My most valuable educational experiences have been sparked by every day occurrences in Atabu, Ghana, and Mango, Togo. There, ingenuity is not encapsulated in a computer design program, or an online module. It is experiential. It is everyday life. There, simple communication is the most difficult and mind wrenching task I have undertaken, but I learned to communicate. I learned to work with diverse teams, leading in areas I had experience with and following in areas that I needed to develop within myself. I had to. I learned from ad hoc engineering that boggled the mind, and was carried out by one or two brilliant people who never made it past a junior high school level of academic training. In estrangement to my traditional academic career I have found, undoubtedly, the most exponentially valuable educational experiences of my life. These experiences awakened a social entrepreneurial passion and a self-motivated process of growth, which I highly doubt could have ever been evoked from Stewart’s books on calculus.

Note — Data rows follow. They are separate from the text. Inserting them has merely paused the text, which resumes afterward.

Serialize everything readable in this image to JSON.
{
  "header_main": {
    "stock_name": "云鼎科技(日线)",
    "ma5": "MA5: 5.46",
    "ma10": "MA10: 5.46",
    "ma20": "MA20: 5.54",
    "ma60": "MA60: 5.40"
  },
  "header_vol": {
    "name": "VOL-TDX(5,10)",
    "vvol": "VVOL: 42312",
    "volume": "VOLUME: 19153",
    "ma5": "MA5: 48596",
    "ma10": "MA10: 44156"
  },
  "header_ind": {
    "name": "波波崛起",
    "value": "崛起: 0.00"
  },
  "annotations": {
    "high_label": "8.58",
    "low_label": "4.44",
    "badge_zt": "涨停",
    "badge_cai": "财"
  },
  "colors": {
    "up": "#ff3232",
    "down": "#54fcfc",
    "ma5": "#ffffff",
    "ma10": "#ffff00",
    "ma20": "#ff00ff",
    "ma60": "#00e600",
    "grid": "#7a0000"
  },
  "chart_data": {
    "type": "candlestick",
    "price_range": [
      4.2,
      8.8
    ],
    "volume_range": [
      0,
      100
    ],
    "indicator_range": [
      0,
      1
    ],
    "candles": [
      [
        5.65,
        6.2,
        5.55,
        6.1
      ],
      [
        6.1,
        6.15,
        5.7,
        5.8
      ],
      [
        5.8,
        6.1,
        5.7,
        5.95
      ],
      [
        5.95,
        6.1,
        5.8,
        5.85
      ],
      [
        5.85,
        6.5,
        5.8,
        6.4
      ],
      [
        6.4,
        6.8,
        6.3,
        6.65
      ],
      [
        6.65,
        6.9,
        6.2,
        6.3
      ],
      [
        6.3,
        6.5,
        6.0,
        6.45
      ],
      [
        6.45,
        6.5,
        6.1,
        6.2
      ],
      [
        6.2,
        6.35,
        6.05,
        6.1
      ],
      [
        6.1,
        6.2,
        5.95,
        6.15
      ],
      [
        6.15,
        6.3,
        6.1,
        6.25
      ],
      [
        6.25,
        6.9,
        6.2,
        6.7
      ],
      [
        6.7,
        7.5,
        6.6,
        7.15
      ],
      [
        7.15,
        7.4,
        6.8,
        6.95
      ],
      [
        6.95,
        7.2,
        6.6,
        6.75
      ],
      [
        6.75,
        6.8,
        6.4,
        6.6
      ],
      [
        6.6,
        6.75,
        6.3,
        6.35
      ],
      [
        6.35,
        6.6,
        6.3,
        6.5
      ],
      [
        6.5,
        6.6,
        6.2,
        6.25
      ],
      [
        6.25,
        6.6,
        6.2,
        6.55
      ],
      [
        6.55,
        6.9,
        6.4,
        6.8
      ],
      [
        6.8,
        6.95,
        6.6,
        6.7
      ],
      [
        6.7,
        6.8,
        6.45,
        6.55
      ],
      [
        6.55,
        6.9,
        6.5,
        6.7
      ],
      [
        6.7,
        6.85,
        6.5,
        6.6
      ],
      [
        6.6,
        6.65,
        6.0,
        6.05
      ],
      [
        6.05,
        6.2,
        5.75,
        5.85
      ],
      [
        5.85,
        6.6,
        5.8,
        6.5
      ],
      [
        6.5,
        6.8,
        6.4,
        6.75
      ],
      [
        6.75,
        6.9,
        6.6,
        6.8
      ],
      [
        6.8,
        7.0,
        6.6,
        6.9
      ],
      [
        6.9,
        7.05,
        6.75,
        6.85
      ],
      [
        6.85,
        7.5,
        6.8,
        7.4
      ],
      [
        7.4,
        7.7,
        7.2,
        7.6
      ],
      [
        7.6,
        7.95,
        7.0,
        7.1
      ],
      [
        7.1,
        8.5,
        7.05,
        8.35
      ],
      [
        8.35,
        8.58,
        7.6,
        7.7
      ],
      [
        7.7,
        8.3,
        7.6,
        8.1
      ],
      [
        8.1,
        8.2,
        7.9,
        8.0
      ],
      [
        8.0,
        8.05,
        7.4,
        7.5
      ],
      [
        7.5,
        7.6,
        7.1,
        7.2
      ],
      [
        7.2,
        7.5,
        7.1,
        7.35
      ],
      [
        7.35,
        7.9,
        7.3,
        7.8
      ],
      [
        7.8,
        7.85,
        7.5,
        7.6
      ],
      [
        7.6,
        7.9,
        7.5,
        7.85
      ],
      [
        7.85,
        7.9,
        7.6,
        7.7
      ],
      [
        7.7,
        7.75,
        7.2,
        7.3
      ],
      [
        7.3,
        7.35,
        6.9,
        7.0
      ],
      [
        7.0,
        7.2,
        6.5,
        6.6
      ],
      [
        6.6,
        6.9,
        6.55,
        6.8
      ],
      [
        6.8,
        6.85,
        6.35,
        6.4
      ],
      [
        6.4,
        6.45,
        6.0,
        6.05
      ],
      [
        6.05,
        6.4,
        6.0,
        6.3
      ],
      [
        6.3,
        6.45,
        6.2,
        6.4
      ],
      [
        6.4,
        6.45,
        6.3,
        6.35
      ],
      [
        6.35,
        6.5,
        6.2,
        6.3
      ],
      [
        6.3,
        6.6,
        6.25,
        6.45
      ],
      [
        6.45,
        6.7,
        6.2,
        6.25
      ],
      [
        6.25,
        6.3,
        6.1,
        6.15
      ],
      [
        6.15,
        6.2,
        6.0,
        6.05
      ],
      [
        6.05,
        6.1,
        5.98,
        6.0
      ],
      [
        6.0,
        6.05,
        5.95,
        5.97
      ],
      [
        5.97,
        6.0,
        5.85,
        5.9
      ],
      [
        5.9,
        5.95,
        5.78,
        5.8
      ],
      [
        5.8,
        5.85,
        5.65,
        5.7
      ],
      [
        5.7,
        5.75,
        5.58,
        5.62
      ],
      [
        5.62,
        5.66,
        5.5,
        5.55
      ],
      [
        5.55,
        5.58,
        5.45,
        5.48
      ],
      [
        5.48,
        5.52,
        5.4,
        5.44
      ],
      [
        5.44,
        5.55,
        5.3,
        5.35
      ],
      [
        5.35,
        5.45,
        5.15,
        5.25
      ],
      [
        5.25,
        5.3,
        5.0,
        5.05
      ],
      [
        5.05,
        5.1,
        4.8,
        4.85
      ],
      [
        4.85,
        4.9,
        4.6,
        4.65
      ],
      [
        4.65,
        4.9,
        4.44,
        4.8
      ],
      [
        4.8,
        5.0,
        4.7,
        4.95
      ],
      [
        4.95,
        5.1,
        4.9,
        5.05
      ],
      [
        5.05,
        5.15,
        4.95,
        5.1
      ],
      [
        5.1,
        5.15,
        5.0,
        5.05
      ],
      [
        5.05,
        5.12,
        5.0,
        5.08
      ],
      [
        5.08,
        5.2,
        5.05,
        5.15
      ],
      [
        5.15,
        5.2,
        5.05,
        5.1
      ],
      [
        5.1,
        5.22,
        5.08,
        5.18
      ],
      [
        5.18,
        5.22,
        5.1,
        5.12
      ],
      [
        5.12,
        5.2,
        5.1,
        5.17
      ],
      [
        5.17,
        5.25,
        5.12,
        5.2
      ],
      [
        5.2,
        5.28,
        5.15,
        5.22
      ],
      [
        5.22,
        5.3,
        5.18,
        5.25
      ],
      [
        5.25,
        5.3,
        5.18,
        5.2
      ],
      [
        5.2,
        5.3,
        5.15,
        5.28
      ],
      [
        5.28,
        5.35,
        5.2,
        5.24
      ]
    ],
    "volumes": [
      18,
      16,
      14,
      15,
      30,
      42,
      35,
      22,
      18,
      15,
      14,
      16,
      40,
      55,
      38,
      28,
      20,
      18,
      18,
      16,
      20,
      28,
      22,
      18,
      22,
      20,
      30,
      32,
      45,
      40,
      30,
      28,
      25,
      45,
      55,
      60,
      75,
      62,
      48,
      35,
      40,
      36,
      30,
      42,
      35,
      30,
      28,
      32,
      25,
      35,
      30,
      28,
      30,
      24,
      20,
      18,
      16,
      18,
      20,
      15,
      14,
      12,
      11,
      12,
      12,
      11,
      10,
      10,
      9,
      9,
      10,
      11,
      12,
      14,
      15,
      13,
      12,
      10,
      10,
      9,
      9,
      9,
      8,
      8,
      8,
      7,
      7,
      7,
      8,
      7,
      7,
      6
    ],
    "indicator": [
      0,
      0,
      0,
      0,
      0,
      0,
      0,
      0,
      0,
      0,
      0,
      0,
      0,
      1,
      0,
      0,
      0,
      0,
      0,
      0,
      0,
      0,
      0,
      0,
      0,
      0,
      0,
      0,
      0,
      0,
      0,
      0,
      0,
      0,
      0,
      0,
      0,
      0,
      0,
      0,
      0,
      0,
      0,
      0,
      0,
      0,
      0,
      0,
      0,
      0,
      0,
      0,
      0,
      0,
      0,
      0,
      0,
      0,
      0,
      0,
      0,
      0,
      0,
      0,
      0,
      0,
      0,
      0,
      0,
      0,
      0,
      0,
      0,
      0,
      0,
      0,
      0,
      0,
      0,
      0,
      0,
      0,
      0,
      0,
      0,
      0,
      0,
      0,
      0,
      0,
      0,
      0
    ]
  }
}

When I return from Ghana, I will be meeting with the Dean of Fulton Schools of Engineering at Arizona State University to discuss the accessibility and availability of accredited engineering programs abroad. By creating opportunities for engineering students to be exposed to different ways of thinking and learning at an early point in their university program, we can produce well-rounded engineers who are culturally competent, communicative, and flexible team workers. By partnering with organizations like Engineers Without Borders, and industry partners, and local NGOs we can engage students in the most valuable learning experiences of their lives, enhance our engineering educational system, and fill the gap. We can begin to really address the Grand Challenges of humanity when we realize the value of humanity as a whole.


Mary Wilcox

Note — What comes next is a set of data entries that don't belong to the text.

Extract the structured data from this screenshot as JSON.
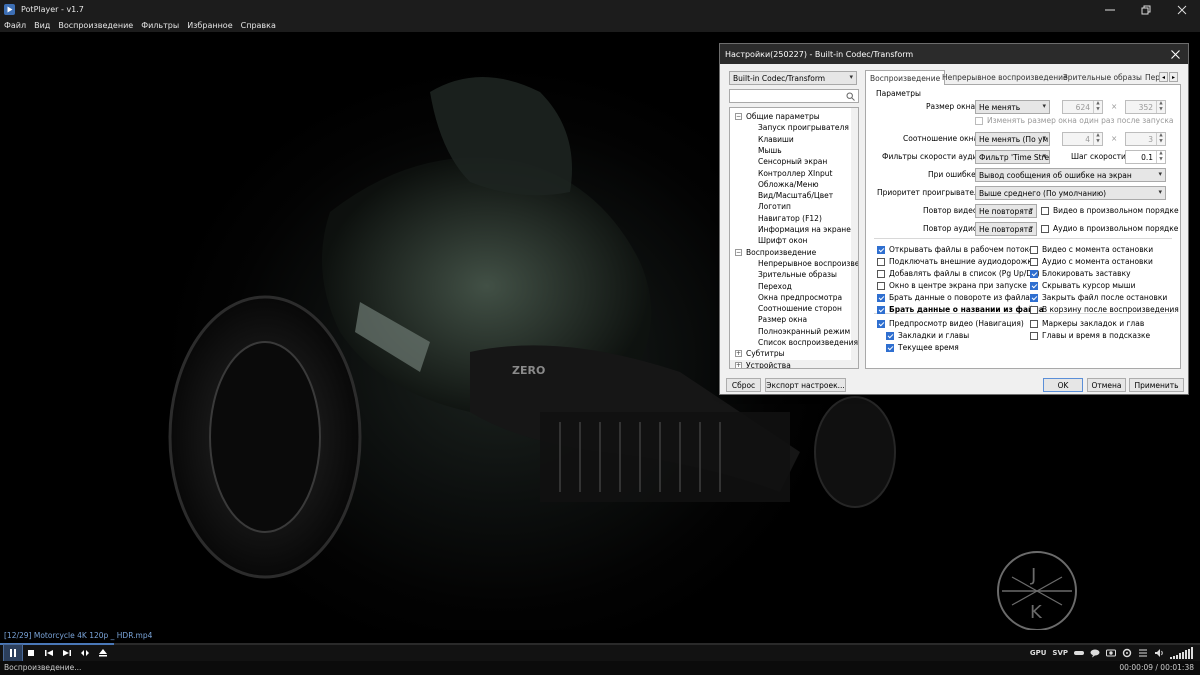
{
  "window": {
    "title": "PotPlayer - v1.7"
  },
  "menu": [
    "Файл",
    "Вид",
    "Воспроизведение",
    "Фильтры",
    "Избранное",
    "Справка"
  ],
  "video": {
    "watermark_letters": [
      "J",
      "K"
    ]
  },
  "filename": "[12/29] Motorcycle 4K 120p _ HDR.mp4",
  "progress": {
    "fraction": 0.095
  },
  "controls": {
    "right_labels": [
      "GPU",
      "SVP"
    ]
  },
  "status": {
    "left": "Воспроизведение...",
    "time": "00:00:09 / 00:01:38"
  },
  "dialog": {
    "title": "Настройки(250227) - Built-in Codec/Transform",
    "profile_combo": "Built-in Codec/Transform",
    "search_placeholder": "",
    "tree": [
      {
        "label": "Общие параметры",
        "level": 0,
        "toggle": "−"
      },
      {
        "label": "Запуск проигрывателя",
        "level": 1
      },
      {
        "label": "Клавиши",
        "level": 1
      },
      {
        "label": "Мышь",
        "level": 1
      },
      {
        "label": "Сенсорный экран",
        "level": 1
      },
      {
        "label": "Контроллер XInput",
        "level": 1
      },
      {
        "label": "Обложка/Меню",
        "level": 1
      },
      {
        "label": "Вид/Масштаб/Цвет",
        "level": 1
      },
      {
        "label": "Логотип",
        "level": 1
      },
      {
        "label": "Навигатор (F12)",
        "level": 1
      },
      {
        "label": "Информация на экране",
        "level": 1
      },
      {
        "label": "Шрифт окон",
        "level": 1
      },
      {
        "label": "Воспроизведение",
        "level": 0,
        "toggle": "−"
      },
      {
        "label": "Непрерывное воспроизве",
        "level": 1
      },
      {
        "label": "Зрительные образы",
        "level": 1
      },
      {
        "label": "Переход",
        "level": 1
      },
      {
        "label": "Окна предпросмотра",
        "level": 1
      },
      {
        "label": "Соотношение сторон",
        "level": 1
      },
      {
        "label": "Размер окна",
        "level": 1
      },
      {
        "label": "Полноэкранный режим",
        "level": 1
      },
      {
        "label": "Список воспроизведения",
        "level": 1
      },
      {
        "label": "Субтитры",
        "level": 0,
        "toggle": "+"
      },
      {
        "label": "Устройства",
        "level": 0,
        "toggle": "+"
      }
    ],
    "tabs": [
      "Воспроизведение",
      "Непрерывное воспроизведение",
      "Зрительные образы",
      "Пер"
    ],
    "group_title": "Параметры",
    "window_size": {
      "label": "Размер окна:",
      "value": "Не менять",
      "width": "624",
      "height": "352",
      "x_sep": "×",
      "resize_once": "Изменять размер окна один раз после запуска"
    },
    "aspect": {
      "label": "Соотношение окна:",
      "value": "Не менять (По ум",
      "w": "4",
      "h": "3",
      "x_sep": "×"
    },
    "audio_filter": {
      "label": "Фильтры скорости аудио:",
      "value": "Фильтр 'Time Stre",
      "step_label": "Шаг скорости:",
      "step_value": "0.1"
    },
    "on_error": {
      "label": "При ошибке:",
      "value": "Вывод сообщения об ошибке на экран"
    },
    "priority": {
      "label": "Приоритет проигрывателя:",
      "value": "Выше среднего (По умолчанию)"
    },
    "repeat_video": {
      "label": "Повтор видео:",
      "value": "Не повторять",
      "random_label": "Видео в произвольном порядке"
    },
    "repeat_audio": {
      "label": "Повтор аудио:",
      "value": "Не повторять",
      "random_label": "Аудио в произвольном порядке"
    },
    "checks_left": [
      {
        "label": "Открывать файлы в рабочем потоке",
        "checked": true
      },
      {
        "label": "Подключать внешние аудиодорожки",
        "checked": false
      },
      {
        "label": "Добавлять файлы в список (Pg Up/Dn)",
        "checked": false
      },
      {
        "label": "Окно в центре экрана при запуске",
        "checked": false
      },
      {
        "label": "Брать данные о повороте из файла",
        "checked": true
      },
      {
        "label": "Брать данные о названии из файла",
        "checked": true,
        "bold": true
      }
    ],
    "checks_right": [
      {
        "label": "Видео с момента остановки",
        "checked": false
      },
      {
        "label": "Аудио с момента остановки",
        "checked": false
      },
      {
        "label": "Блокировать заставку",
        "checked": true
      },
      {
        "label": "Скрывать курсор мыши",
        "checked": true
      },
      {
        "label": "Закрыть файл после остановки",
        "checked": true
      },
      {
        "label": "В корзину после воспроизведения",
        "checked": false
      }
    ],
    "preview": {
      "label": "Предпросмотр видео (Навигация)",
      "checked": true
    },
    "bookmarks": {
      "label": "Закладки и главы",
      "checked": true
    },
    "current_time": {
      "label": "Текущее время",
      "checked": true
    },
    "markers": {
      "label": "Маркеры закладок и глав",
      "checked": false
    },
    "chapters_tooltip": {
      "label": "Главы и время в подсказке",
      "checked": false
    },
    "buttons": {
      "reset": "Сброс",
      "export": "Экспорт настроек...",
      "ok": "OK",
      "cancel": "Отмена",
      "apply": "Применить"
    }
  }
}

Fellow Mary Wilcox from Arizona State University Tempe

Mary Wilcox graduated from Arizona State University in 2011 receiving two B.A.s in global studies and political science. Currently working towards a B.S. in mechanical engineering, Mary is focused on the Engineering Projects in Community Service (EPICS) program at ASU. Through the EPICS program Mary is leading teams of engineering students to design and implement a sustainable development project which will provide inclusive access to food, water, sustainable energy, and preventative health in impoverished communities.

Find Mary’s Student Priorities for ASU Tempe here.